Dr. Friedman performs many nipple procedures under local anesthesia and laughing gas, although IV sedation or a general anesthetic may be used. Many nipple procedures are performed in conjunction with other breast procedures, such as enlargement, lifting, reduction, and reconstruction. Any external stitches will absorb on their own. Most nipple scars are quite inconspicuous.Back To Top
Problem: The nipple looks flat or appears as a slit-like depression.
Cause: Fibrous strands that prevent the nipple from projecting.
Surgery: A small incision in the nipple releases the tethering bands. If necessary, an internal suture around the base of the nipple prevents the nipple from “falling back in.”
Detail: Many women undergoing breast enlargement will note improvement of inverted nipples. The pressure of the implant may “push out” an inverted nipple.
Problem: The nipple is too large or “sticks out” too much. It may be difficult to conceal in clothing.
Cause: May be genetic or related to childbirth and breastfeeding.
Surgery: A wedge of excessive nipple is removed, repairing the edges and leaving the remaining nipple tissues intact.
Detail: This procedure will not reduce nipple sensation but frequently compromises breastfeeding.
Problem: The nipple sags or droops. It may also be enlarged.
Cause: Commonly related to breastfeeding and subsequent loss of breast volume.
Surgery: An enlarged nipple may be reduced, improving the sagging. Alternatively, a small crescent of pigmented areolar skin may be removed just above the nipple, lifting the sagging nipple.
Detail: Breast enlargement frequently improves drooping nipples. The pressure of the implant may “push up” a sagging nipple.
Problem: The nipple is absent.
Cause: Usually due to mastectomy for breast cancer.
Surgery: Local tissues are rearranged to create a new nipple.
Detail: The reconstructed nipple-areola is subsequently pigmented via medical tattooing.
Problem: The areola (pigmented tissue surrounding the nipple) is enlarged.
Cause: May be genetic or related to stretching from childbirth and breastfeeding.
Surgery: The outer portion of the areola is removed. A permanent pursestring (drawstring) suture is placed to cinch down the diameter, reducing the areola size.
Detail: The procedure is generally done in conjunction with breast enlargement and lifting. It is also a standard part of most breast lifts and reductions.

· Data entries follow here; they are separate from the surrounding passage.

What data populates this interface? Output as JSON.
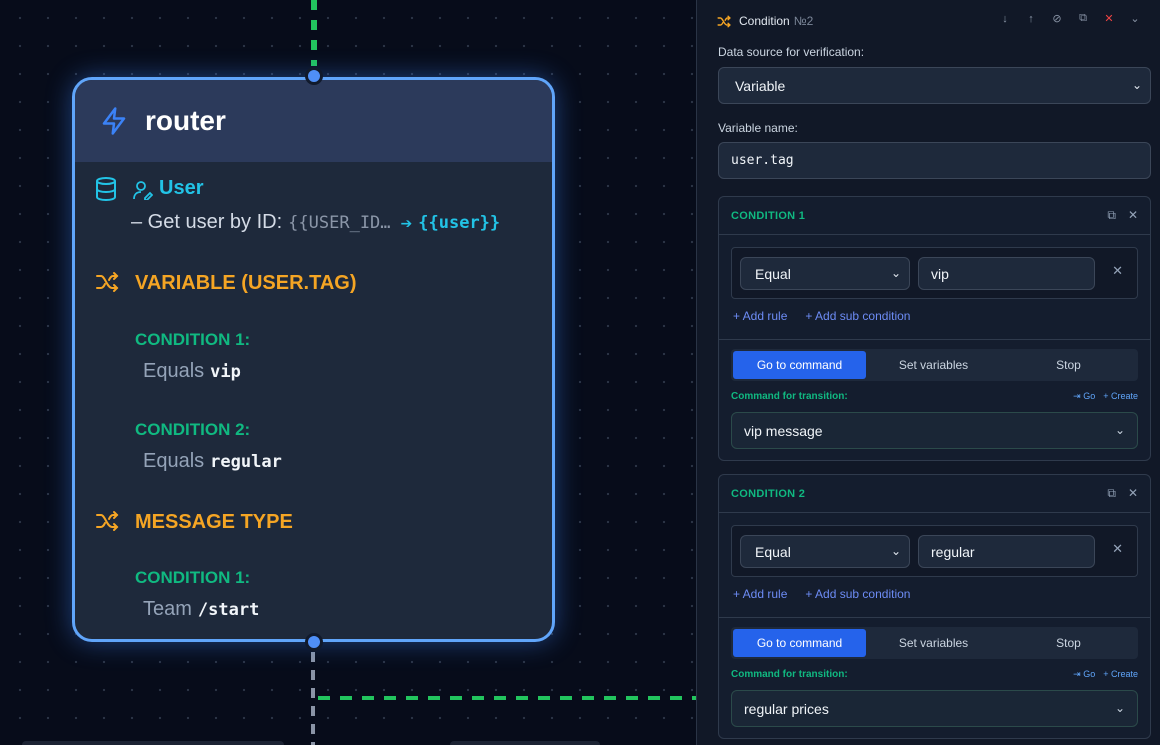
{
  "node": {
    "title": "router",
    "user_label": "User",
    "get_user_text": "– Get user by ID:",
    "get_user_var": "{{USER_ID…",
    "get_user_arrow": "➔",
    "get_user_result": "{{user}}",
    "sections": [
      {
        "title": "VARIABLE (USER.TAG)",
        "conditions": [
          {
            "label": "CONDITION 1:",
            "op": "Equals",
            "value": "vip"
          },
          {
            "label": "CONDITION 2:",
            "op": "Equals",
            "value": "regular"
          }
        ]
      },
      {
        "title": "MESSAGE TYPE",
        "conditions": [
          {
            "label": "CONDITION 1:",
            "op": "Team",
            "value": "/start"
          }
        ]
      }
    ]
  },
  "panel": {
    "title": "Condition",
    "number": "№2",
    "header_icons": [
      "↓",
      "↑",
      "⊘",
      "⧉",
      "✕",
      "⌄"
    ],
    "data_source_label": "Data source for verification:",
    "data_source_value": "Variable",
    "variable_name_label": "Variable name:",
    "variable_name_value": "user.tag",
    "conditions": [
      {
        "title": "CONDITION 1",
        "rule_op": "Equal",
        "rule_value": "vip",
        "add_rule": "+ Add rule",
        "add_sub": "+ Add sub condition",
        "tabs": [
          "Go to command",
          "Set variables",
          "Stop"
        ],
        "command_label": "Command for transition:",
        "go_label": "⇥ Go",
        "create_label": "+ Create",
        "command_value": "vip message"
      },
      {
        "title": "CONDITION 2",
        "rule_op": "Equal",
        "rule_value": "regular",
        "add_rule": "+ Add rule",
        "add_sub": "+ Add sub condition",
        "tabs": [
          "Go to command",
          "Set variables",
          "Stop"
        ],
        "command_label": "Command for transition:",
        "go_label": "⇥ Go",
        "create_label": "+ Create",
        "command_value": "regular prices"
      }
    ]
  },
  "colors": {
    "accent_blue": "#2563eb",
    "node_border": "#60a5fa",
    "section_orange": "#f5a524",
    "condition_green": "#10b981",
    "user_cyan": "#22c3e6"
  }
}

One week before your procedure:
At home after the procedure:
Please feel free to ask Dr. Friedman or his staff about any additional questions or concerns.Back To Top